# Task requirements
Report every line in the records below that holds the word "위반건축물".

# Data about app and page elements
• • • •
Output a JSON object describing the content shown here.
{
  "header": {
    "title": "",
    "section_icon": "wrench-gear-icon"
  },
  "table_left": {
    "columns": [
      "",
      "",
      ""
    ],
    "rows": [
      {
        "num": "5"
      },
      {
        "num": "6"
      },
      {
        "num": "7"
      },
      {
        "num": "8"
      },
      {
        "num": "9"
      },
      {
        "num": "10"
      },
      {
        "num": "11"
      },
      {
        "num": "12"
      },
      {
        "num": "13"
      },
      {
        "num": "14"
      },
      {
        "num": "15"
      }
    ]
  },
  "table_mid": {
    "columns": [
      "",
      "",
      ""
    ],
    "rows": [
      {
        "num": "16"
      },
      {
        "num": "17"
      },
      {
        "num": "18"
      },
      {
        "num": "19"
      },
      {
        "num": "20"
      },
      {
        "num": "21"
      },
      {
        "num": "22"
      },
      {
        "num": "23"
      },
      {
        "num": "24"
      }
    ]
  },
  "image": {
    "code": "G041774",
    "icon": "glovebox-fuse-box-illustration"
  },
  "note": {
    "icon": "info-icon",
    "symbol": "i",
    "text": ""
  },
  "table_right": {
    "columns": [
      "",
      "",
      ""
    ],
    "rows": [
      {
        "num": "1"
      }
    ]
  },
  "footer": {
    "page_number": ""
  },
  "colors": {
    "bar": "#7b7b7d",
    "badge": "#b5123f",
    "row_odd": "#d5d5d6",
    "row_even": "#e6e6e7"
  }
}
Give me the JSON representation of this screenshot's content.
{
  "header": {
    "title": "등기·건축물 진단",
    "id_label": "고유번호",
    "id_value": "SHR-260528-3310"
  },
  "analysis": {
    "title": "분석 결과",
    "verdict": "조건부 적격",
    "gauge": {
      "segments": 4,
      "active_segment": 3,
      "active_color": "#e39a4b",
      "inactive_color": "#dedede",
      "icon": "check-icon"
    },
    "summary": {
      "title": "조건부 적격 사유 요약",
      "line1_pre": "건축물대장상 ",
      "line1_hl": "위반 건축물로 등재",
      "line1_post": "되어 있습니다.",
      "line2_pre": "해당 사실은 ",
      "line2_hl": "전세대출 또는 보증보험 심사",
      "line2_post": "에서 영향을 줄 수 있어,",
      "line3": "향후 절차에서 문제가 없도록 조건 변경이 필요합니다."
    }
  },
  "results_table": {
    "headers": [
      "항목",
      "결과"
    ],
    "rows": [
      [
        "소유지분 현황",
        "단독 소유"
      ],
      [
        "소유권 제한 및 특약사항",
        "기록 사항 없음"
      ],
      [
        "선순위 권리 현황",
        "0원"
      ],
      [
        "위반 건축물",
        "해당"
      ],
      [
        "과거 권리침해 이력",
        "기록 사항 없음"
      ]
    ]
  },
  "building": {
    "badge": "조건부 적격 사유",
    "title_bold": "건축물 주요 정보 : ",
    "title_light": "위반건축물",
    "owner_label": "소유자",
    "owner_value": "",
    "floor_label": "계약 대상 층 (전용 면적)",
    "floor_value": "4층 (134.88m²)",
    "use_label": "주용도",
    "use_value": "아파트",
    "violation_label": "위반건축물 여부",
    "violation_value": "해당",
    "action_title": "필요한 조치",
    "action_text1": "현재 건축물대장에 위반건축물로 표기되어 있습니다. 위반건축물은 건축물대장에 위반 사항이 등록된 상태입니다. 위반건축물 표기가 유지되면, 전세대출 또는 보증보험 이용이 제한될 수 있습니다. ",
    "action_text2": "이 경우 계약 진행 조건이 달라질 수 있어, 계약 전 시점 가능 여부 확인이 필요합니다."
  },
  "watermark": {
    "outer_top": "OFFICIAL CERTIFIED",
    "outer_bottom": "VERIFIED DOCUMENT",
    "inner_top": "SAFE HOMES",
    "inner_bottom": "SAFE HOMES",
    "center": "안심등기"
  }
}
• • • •
# Reply
    "title_light": "위반건축물",
    "violation_label": "위반건축물 여부",
    "action_text1": "현재 건축물대장에 위반건축물로 표기되어 있습니다. 위반건축물은 건축물대장에 위반 사항이 등록된 상태입니다. 위반건축물 표기가 유지되면, 전세대출 또는 보증보험 이용이 제한될 수 있습니다. ",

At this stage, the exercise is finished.